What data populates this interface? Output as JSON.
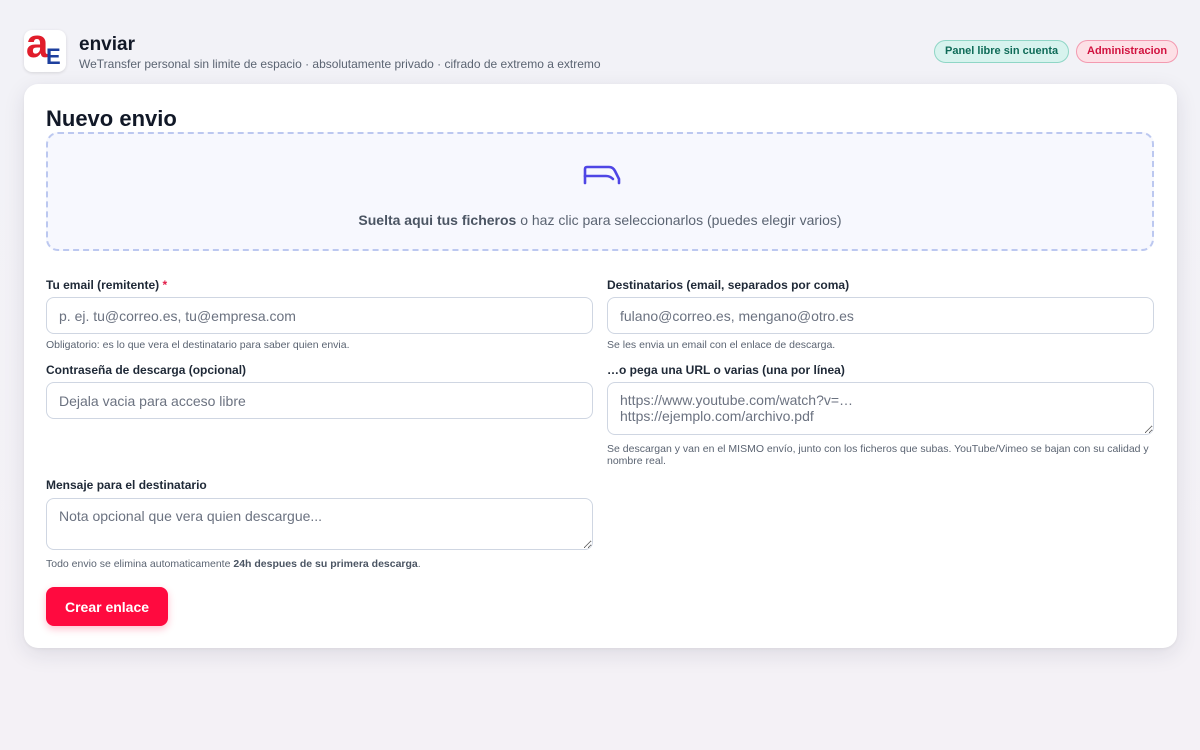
{
  "header": {
    "title": "enviar",
    "subtitle": "WeTransfer personal sin limite de espacio · absolutamente privado · cifrado de extremo a extremo",
    "logo_letters": [
      "a",
      "E"
    ],
    "badges": {
      "free_panel": "Panel libre sin cuenta",
      "admin": "Administracion"
    }
  },
  "form": {
    "title": "Nuevo envio",
    "dropzone": {
      "icon": "file-tray-icon",
      "text_bold": "Suelta aqui tus ficheros",
      "text_rest": " o haz clic para seleccionarlos (puedes elegir varios)"
    },
    "email": {
      "label": "Tu email (remitente)",
      "required_mark": "*",
      "placeholder": "p. ej. tu@correo.es, tu@empresa.com",
      "help": "Obligatorio: es lo que vera el destinatario para saber quien envia."
    },
    "recipients": {
      "label": "Destinatarios (email, separados por coma)",
      "placeholder": "fulano@correo.es, mengano@otro.es",
      "help": "Se les envia un email con el enlace de descarga."
    },
    "password": {
      "label": "Contraseña de descarga (opcional)",
      "placeholder": "Dejala vacia para acceso libre"
    },
    "urls": {
      "label": "…o pega una URL o varias (una por línea)",
      "placeholder": "https://www.youtube.com/watch?v=…\nhttps://ejemplo.com/archivo.pdf",
      "help": "Se descargan y van en el MISMO envío, junto con los ficheros que subas. YouTube/Vimeo se bajan con su calidad y nombre real."
    },
    "message": {
      "label": "Mensaje para el destinatario",
      "placeholder": "Nota opcional que vera quien descargue..."
    },
    "expiry_note": {
      "prefix": "Todo envio se elimina automaticamente ",
      "bold": "24h despues de su primera descarga",
      "suffix": "."
    },
    "submit_label": "Crear enlace"
  },
  "colors": {
    "accent": "#ff0a3f",
    "free_badge_bg": "#d7f3ee",
    "admin_badge_bg": "#fde0e6",
    "dropzone_border": "#bcc8f0",
    "icon": "#4f46e5"
  }
}
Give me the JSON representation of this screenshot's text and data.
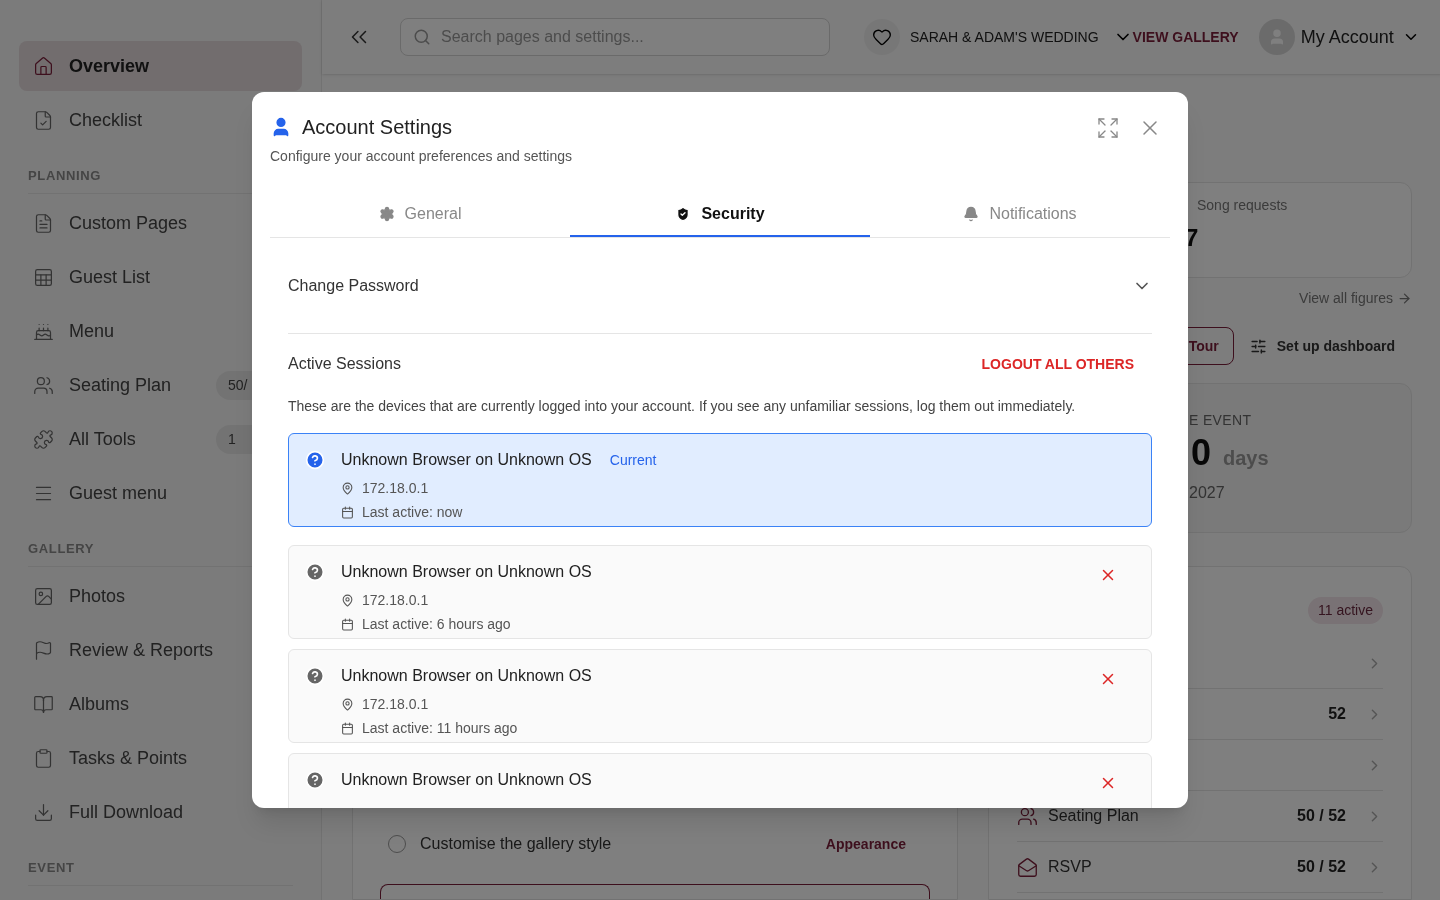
{
  "sidebar": {
    "sections": [
      {
        "items": [
          {
            "label": "Overview",
            "selected": true
          },
          {
            "label": "Checklist",
            "selected": false
          }
        ]
      },
      {
        "heading": "PLANNING",
        "items": [
          {
            "label": "Custom Pages",
            "selected": false
          },
          {
            "label": "Guest List",
            "selected": false
          },
          {
            "label": "Menu",
            "selected": false
          },
          {
            "label": "Seating Plan",
            "selected": false,
            "badge": "50/"
          },
          {
            "label": "All Tools",
            "selected": false,
            "badge": "1"
          },
          {
            "label": "Guest menu",
            "selected": false
          }
        ]
      },
      {
        "heading": "GALLERY",
        "items": [
          {
            "label": "Photos",
            "selected": false
          },
          {
            "label": "Review & Reports",
            "selected": false
          },
          {
            "label": "Albums",
            "selected": false
          },
          {
            "label": "Tasks & Points",
            "selected": false
          },
          {
            "label": "Full Download",
            "selected": false
          }
        ]
      },
      {
        "heading": "EVENT"
      }
    ]
  },
  "topbar": {
    "search": {
      "placeholder": "Search pages and settings..."
    },
    "event": "SARAH & ADAM'S WEDDING",
    "view_gallery": "VIEW GALLERY",
    "account": "My Account"
  },
  "dashboard": {
    "stat": {
      "label": "Song requests",
      "value": "7"
    },
    "view_all": "View all figures",
    "tour": "Tour",
    "setup": "Set up dashboard",
    "countdown": {
      "label": "E EVENT",
      "number": "0",
      "unit": "days",
      "date": "2027"
    },
    "list": {
      "badge": "11 active",
      "rows": [
        {},
        {
          "value": "52"
        },
        {},
        {
          "label": "Seating Plan",
          "value": "50 / 52"
        },
        {
          "label": "RSVP",
          "value": "50 / 52"
        }
      ]
    },
    "task": {
      "label": "Customise the gallery style",
      "checked": false,
      "link": "Appearance"
    }
  },
  "modal": {
    "title": "Account Settings",
    "subtitle": "Configure your account preferences and settings",
    "tabs": [
      {
        "label": "General",
        "selected": false
      },
      {
        "label": "Security",
        "selected": true
      },
      {
        "label": "Notifications",
        "selected": false
      }
    ],
    "accordion": {
      "label": "Change Password",
      "expanded": false
    },
    "sessions_header": {
      "title": "Active Sessions",
      "action": "LOGOUT ALL OTHERS",
      "description": "These are the devices that are currently logged into your account. If you see any unfamiliar sessions, log them out immediately."
    },
    "sessions": [
      {
        "title": "Unknown Browser on Unknown OS",
        "current": true,
        "current_label": "Current",
        "ip": "172.18.0.1",
        "last_active": "Last active: now"
      },
      {
        "title": "Unknown Browser on Unknown OS",
        "current": false,
        "ip": "172.18.0.1",
        "last_active": "Last active: 6 hours ago"
      },
      {
        "title": "Unknown Browser on Unknown OS",
        "current": false,
        "ip": "172.18.0.1",
        "last_active": "Last active: 11 hours ago"
      },
      {
        "title": "Unknown Browser on Unknown OS",
        "current": false
      }
    ]
  }
}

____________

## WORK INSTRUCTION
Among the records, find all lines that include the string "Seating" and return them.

## RESPONSE TO THE TASK
            "label": "Seating Plan",
          "label": "Seating Plan",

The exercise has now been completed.